A mentor had a huge influence on the career of James Dyson. So what can a mentor do for you? There is no simple answer, because every business owner is different, with different demands, different personalities, different stages in the growth cycle. It also depends on what you’re looking for. A mentor can help in many different ways: creating a better work/life balance, dealing with pressure, accepting new ideas, challenging the status quo, looking for new opportunities, re-evaluating your purpose, seeking a competitive advantage.
But one thing is clear. By having an external adviser to talk to and debate your actions and aims, it ensures your business is going through constant examination under the watchful eye of a trusted professional. It ensures you don’t stand still. It challenges you to re-think where you are now, and how to move forward.
Mentors give momentum.
All business owners can benefit from a mentor, but particularly those that have scaled their business to a size where they need extra impetus to achieve scale up. This is actually the moment when you need a mentor the most. That’s because as your business grows, you experience a completely different set of challenges to what you’ve known before. Applying the same methodology to when your business was smaller just won’t work.
All areas of your business will have changed from the day you first started. Sales, operations, marketing, cash and talent will all have evolved as you’ve grown. To scale your business further will require a different strategy to the one you’ve currently got on the table. And that’s where a mentor can step in.
An outside adviser will take a dispassionate view of where you are and what you need to do to move forward. It’s not that what you’ve done in the past is wrong. It’s that your business approach will need to change in the future. Every established business goes through this. And that is why the owners of companies as big as Apple, Facebook and Tesla still seek outside advice.
But how do you know your mentor will give you the right advice and support? It’s like hiring talent. Begin by asking these questions- does this person have experience in my business field? Do they have the right qualifications? Are they someone who’s been recommended by people I trust? Have they experience of running their own successful business? Do they understand me and what I’m looking for? Will they be open and honest with me? Are they the sort of person I could enjoy spending time with? If the answer is ‘yes’ to all or most of these, you could do lot worse than making some diary time for them.

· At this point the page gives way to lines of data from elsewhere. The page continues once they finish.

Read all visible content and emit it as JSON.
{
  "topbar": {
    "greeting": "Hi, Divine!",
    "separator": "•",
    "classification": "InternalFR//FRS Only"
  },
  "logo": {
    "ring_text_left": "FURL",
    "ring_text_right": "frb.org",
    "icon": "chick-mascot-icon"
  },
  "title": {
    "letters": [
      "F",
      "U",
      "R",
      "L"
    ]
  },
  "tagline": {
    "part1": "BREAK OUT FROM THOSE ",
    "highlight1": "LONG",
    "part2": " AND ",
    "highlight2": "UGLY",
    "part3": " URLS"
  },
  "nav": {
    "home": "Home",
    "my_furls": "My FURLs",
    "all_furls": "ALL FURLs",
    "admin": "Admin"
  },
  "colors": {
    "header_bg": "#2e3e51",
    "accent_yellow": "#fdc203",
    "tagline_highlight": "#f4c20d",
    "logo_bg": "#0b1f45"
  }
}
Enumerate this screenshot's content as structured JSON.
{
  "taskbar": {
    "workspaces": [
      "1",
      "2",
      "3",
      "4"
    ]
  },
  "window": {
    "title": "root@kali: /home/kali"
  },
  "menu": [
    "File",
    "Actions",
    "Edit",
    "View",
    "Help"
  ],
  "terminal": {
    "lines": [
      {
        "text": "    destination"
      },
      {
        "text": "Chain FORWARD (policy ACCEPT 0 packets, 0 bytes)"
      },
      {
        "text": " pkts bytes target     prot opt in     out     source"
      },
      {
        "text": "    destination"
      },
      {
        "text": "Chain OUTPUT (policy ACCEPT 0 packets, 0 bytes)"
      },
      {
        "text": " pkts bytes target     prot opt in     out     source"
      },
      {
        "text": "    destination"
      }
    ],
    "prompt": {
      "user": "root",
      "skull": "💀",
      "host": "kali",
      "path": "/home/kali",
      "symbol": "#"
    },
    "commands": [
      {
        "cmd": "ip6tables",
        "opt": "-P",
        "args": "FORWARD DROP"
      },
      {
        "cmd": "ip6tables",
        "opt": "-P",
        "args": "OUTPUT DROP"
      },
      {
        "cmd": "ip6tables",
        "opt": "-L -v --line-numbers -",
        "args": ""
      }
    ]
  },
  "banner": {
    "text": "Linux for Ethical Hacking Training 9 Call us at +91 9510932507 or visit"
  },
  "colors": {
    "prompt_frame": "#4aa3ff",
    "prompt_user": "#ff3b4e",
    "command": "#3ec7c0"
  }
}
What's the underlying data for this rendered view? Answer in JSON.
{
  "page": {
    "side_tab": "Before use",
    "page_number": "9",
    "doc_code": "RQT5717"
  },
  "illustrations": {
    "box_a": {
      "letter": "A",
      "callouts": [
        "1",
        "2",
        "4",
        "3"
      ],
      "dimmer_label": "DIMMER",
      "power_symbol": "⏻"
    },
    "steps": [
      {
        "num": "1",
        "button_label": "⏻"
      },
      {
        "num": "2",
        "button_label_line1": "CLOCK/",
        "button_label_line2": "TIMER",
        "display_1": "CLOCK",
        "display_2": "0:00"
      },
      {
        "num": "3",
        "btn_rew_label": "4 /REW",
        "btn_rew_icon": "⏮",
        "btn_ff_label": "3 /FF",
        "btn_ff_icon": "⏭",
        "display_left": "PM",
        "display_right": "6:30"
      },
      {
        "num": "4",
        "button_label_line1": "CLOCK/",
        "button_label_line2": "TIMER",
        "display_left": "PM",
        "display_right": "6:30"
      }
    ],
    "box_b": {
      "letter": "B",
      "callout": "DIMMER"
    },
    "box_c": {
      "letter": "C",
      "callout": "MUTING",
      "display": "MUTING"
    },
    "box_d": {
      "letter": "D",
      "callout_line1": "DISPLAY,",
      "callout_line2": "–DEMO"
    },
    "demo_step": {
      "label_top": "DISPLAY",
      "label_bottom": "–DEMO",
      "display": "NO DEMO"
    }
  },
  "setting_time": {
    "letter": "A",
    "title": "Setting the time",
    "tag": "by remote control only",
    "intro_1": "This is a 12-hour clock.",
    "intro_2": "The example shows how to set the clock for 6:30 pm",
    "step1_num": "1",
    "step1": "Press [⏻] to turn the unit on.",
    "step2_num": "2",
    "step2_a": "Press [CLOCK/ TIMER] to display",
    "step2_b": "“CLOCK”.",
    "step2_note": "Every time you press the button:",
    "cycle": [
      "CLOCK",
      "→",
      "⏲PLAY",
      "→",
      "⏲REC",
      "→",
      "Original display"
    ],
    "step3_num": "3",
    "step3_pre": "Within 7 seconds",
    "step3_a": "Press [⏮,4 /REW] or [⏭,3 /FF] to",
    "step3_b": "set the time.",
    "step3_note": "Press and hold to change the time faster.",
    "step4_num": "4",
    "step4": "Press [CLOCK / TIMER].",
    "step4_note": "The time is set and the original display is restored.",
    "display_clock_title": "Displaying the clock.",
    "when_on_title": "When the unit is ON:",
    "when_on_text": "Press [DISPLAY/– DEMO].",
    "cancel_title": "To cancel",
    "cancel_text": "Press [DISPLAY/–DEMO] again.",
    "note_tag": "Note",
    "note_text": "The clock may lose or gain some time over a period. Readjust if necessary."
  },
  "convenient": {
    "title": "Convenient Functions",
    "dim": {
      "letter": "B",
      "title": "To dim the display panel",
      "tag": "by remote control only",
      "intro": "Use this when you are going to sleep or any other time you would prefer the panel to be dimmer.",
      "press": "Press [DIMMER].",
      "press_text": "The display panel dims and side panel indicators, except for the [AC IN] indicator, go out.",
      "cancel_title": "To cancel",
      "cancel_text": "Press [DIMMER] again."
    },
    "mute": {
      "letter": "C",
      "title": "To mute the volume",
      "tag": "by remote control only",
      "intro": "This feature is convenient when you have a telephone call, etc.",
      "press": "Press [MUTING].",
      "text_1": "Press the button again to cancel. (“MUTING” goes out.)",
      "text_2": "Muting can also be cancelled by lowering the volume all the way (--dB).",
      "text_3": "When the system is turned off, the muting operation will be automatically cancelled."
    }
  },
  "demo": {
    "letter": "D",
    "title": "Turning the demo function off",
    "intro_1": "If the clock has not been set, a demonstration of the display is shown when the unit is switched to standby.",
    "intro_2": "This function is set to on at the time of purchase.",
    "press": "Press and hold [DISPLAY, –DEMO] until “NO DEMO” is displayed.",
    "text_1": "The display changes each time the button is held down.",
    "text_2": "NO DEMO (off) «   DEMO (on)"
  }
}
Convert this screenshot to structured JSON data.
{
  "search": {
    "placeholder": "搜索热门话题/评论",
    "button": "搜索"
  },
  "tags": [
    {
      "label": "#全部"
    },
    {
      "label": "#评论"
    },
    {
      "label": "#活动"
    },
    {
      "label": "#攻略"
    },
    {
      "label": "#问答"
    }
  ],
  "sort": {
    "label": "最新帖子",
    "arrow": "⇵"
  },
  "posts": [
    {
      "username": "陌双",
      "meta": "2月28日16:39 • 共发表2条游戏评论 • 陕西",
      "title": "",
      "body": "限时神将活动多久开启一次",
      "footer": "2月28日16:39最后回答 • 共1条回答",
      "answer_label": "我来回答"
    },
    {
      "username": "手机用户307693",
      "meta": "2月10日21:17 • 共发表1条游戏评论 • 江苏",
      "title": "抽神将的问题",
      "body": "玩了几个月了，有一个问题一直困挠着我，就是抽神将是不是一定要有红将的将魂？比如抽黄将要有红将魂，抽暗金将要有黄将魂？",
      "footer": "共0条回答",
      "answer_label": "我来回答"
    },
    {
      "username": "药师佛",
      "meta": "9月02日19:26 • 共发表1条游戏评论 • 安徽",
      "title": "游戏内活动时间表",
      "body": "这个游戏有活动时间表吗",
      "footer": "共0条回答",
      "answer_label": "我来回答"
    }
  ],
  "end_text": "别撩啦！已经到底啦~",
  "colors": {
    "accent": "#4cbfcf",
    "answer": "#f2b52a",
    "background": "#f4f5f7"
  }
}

Of course, you could just go it alone and stick to the path you’re going down. But that’s a risk. Is it one you’re prepared to take? It’s worth sleeping on.
Take your first step to benefiting from an external perspective by taking the Certainty Score, it will take you three minutes and the insights are fascinating.